The government faces a similar demand from South Korea, but maintains that it cannot revise textbooks unless they contain factual errors.
“All the descriptions China has demanded be revised are points that have already been revised in response to the ministry’s instructions,” a senior official of the Education Ministry said on condition of anonymity. “We have used sufficient caution on those points.”
The official said China’s request caught ministry officials off guard.
Akinori Takamori, spokesman for the Society of History Textbook Reform — the group that authored the controversial textbook — described China’s demands as biased.
“We hope the Chinese government will understand there are various views on history,” he said. “It has presented a demand that contains their thoughts, which are more nationalistic and biased compared with those of South Korea.

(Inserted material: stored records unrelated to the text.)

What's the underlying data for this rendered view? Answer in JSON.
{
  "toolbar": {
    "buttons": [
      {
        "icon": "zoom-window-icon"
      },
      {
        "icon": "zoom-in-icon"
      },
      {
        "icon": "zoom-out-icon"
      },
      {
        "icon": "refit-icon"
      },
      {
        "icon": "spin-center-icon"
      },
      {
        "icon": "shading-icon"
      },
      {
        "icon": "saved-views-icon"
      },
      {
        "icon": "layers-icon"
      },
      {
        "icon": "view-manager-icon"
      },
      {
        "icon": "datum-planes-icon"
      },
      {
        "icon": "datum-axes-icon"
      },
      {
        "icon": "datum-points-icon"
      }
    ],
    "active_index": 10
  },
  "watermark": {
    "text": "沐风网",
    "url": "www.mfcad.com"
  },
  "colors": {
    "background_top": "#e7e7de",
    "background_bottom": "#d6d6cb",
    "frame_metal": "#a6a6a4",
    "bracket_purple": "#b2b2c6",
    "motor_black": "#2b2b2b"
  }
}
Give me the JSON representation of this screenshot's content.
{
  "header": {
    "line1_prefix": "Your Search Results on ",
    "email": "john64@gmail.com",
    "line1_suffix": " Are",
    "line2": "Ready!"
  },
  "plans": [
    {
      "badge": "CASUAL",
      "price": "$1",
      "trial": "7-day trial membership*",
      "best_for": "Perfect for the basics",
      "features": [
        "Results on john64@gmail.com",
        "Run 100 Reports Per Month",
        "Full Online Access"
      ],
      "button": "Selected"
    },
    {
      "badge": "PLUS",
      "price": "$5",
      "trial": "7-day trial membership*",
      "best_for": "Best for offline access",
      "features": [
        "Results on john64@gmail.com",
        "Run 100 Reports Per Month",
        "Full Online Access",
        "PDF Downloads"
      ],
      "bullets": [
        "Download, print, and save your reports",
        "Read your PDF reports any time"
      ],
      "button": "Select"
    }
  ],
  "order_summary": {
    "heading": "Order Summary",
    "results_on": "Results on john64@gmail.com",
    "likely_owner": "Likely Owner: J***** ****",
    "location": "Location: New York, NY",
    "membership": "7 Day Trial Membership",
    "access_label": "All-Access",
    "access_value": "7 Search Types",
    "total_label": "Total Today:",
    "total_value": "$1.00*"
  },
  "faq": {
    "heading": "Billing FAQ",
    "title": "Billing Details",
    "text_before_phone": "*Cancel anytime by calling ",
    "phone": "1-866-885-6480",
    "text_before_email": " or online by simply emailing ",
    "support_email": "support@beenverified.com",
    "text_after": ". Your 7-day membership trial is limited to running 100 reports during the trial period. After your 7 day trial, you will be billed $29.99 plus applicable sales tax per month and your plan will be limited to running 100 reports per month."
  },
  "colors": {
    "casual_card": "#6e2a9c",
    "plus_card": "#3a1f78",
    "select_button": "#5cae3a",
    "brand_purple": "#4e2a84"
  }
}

We hope the Japanese government will take a firm stance on the issue.”
The Chinese government summoned a senior Japanese diplomat to the Foreign Ministry in Beijing on Wednesday and presented a list of demands to change the contents of the textbook.
Beijing sees the book, which has been approved by Tokyo for classroom use, as Japan’s attempt to rewrite the history of the 1931-1945 war with China.
According to the Japanese Embassy in Beijing, Cheng Yonghua, deputy director general of the Chinese Foreign Ministry’s Department of Asian affairs, delivered a memorandum detailing the demands to Yoshio Nomoto, the No. 2 official in the embassy.
Beijing raised eight issues with the textbook and asked the Japanese government to implement the changes, the embassy said.
Among these are the omission of any reference to the vast biological experiments the Japanese military conducted on live prisoners of war in China.
China’s state-run news agency Xinhua said Beijing demanded that Japan take measures to correct “serious mistakes in the history textbook fabricated by rightist scholars.”
Xinhua said Cheng told the Japanese diplomat that the history textbook compiled by the group of rightists “advocates imperialism, and whitewashes and denies Japan’s history of aggression.”
Unless the textbook is revised, the Chinese official said, it “will seriously mislead Japanese society and the younger generation in their viewpoint on history.”
The textbook has also drawn strong protests from Seoul, which charges that it distorts the history of Japan’s occupation of the Korean Peninsula.
In a time of both misinformation and too much information, quality journalism is more crucial than ever.
By subscribing, you can help us get the story right.